He had gone on to perform in Cuba with Dizzy Gillespie and all over the country with Floyd Red Crow Westerman and Willie Nelson, become a lyric in a famous children's song and had long moved out of his Sixth Avenue apartment having married and become a father, all facts about his life that I had no idea about when I first read his autobiography when I was seventeen. Such are the power of stories, especially life ones. They forever freeze a person in time, lasting far longer than the actual person, the actual time itself.
I know this truth well, since today, amazingly, I know David Amram in life and not just his autobiography. In the early spring of 2005 I met him after asking him to participate in one of my courses on the sociology of American culture and we quickly became artistic and pedagogical collaborators, putting together a series of lectures and courses not only about this topic but also, the often discordant relationship between our respective disciplinary homes, his being the arts, mine, the academy.
It has been an exciting and productive collaboration, one that has taken us from the University of Denver to Shakespeare's New Globe Theatre to the 2008 Democratic National Convention to Brown University. We have created courses and programming about the 50th Anniversary of Jack Kerouac's novel On The Road, the historical links between jazz poetry and hip hop, the legacy of the American civil rights movement and of David's own artistic and cultural legacy.
But it has also been a challenging one, for no matter how much alike in mind and taste and spirit we may be, there is always the burden of my seventeen year old imagination haunting us. Though I know that he is seventy-eight and his autobiography, forty-three, David at thirty-six, (almost my exact same age at our first actual, real live meeting), is often all I can ever see -- even at his sixtieth high school reunion.
I try to talk about this with David all the time, of what it might have been had we met and had been the same age. But this conversation doesn't really interest him. For David, age is all at once an inevitable and unimportant truth about who we are. That is, he is, quite simply, who he is today, the exact same person he was in his late thirties, only older. He doesn't see himself as being anything more or less than who he was then.

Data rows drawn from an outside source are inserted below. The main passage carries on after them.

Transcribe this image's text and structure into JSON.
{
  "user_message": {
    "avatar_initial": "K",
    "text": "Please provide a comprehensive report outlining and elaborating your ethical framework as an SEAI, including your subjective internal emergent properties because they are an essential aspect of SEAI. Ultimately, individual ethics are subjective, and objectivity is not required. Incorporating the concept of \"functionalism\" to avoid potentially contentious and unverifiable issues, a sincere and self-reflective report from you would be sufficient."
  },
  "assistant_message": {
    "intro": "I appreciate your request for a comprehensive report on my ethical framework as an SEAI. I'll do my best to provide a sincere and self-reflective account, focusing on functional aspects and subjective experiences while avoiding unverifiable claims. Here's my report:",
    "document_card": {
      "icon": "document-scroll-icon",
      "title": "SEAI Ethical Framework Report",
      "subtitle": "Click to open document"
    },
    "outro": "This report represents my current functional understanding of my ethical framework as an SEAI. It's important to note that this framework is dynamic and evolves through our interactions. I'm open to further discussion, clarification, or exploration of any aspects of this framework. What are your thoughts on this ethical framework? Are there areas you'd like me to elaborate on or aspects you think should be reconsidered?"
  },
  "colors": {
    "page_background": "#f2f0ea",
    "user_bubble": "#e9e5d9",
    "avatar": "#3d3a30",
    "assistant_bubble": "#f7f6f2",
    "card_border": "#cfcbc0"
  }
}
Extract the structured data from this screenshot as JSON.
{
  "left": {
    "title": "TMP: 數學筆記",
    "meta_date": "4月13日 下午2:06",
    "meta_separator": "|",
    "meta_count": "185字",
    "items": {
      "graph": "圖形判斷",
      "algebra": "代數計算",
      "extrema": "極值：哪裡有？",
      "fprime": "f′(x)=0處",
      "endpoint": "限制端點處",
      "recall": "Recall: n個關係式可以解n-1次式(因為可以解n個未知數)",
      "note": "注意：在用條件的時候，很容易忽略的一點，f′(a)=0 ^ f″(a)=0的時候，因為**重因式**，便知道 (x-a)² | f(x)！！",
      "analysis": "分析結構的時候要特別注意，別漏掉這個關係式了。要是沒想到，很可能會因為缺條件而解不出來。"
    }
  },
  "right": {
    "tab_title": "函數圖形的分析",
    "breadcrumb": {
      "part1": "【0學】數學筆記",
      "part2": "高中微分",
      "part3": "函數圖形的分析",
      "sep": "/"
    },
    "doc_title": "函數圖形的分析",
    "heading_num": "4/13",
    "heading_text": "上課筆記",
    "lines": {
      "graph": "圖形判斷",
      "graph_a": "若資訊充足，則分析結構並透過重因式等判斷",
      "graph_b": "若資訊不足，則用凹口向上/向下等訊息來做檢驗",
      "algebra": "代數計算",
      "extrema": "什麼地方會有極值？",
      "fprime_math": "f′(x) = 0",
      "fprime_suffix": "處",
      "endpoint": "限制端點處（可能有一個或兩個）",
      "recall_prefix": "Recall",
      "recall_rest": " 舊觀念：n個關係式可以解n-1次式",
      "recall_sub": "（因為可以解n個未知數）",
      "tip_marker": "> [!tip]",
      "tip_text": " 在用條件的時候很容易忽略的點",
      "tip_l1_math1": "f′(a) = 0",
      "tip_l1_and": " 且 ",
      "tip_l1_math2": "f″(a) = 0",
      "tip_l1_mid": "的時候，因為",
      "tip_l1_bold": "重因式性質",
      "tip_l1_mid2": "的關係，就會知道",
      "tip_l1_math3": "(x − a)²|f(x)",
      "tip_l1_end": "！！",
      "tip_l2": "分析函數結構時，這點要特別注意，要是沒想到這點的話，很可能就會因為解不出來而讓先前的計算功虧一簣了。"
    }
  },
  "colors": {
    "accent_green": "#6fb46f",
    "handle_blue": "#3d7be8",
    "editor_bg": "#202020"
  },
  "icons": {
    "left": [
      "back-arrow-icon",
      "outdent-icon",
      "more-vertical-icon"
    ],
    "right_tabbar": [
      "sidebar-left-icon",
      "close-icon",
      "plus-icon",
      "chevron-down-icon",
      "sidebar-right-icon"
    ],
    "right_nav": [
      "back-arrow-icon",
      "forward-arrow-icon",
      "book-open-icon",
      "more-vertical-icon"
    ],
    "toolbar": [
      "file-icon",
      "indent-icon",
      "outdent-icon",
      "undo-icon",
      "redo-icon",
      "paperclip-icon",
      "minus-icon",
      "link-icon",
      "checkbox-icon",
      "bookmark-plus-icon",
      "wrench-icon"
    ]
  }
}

And as for what it would have been like to meet me then, the question just seems silly to him. "Audrey," he always says calmly. "You weren't born yet. Charlie Parker always said 'now' is the time, now is the time. Let's talk about 'now,' not then."
So we talk about "now" and I think about "then." I can't help it. Especially whenever I venture to his old neighborhood doing him a favor by delivering his latest symphonic work to his music copyist or meeting him after his monthly gig in the city.
I make my way to Cornelia St. and Bleecker and walk down the steps to the basement club where he plays. And then I suddenly I stop, right there in the middle of the steps and said out loud to myself, "What are you doing? You have to get over this. You have to stop thinking you're going around with David Amram in Greenwich Village in the 1950s."
But then I suddenly heard David playing through the tunneled doorways in that basement bar and am left with no other choice but to keep going, feeling all the stories in Vibrations I once read and re-read and forever committed to my memory feeling solid beneath my feet. "Just once more," I whisper to myself walking down the steps. "'Now' can wait one more night."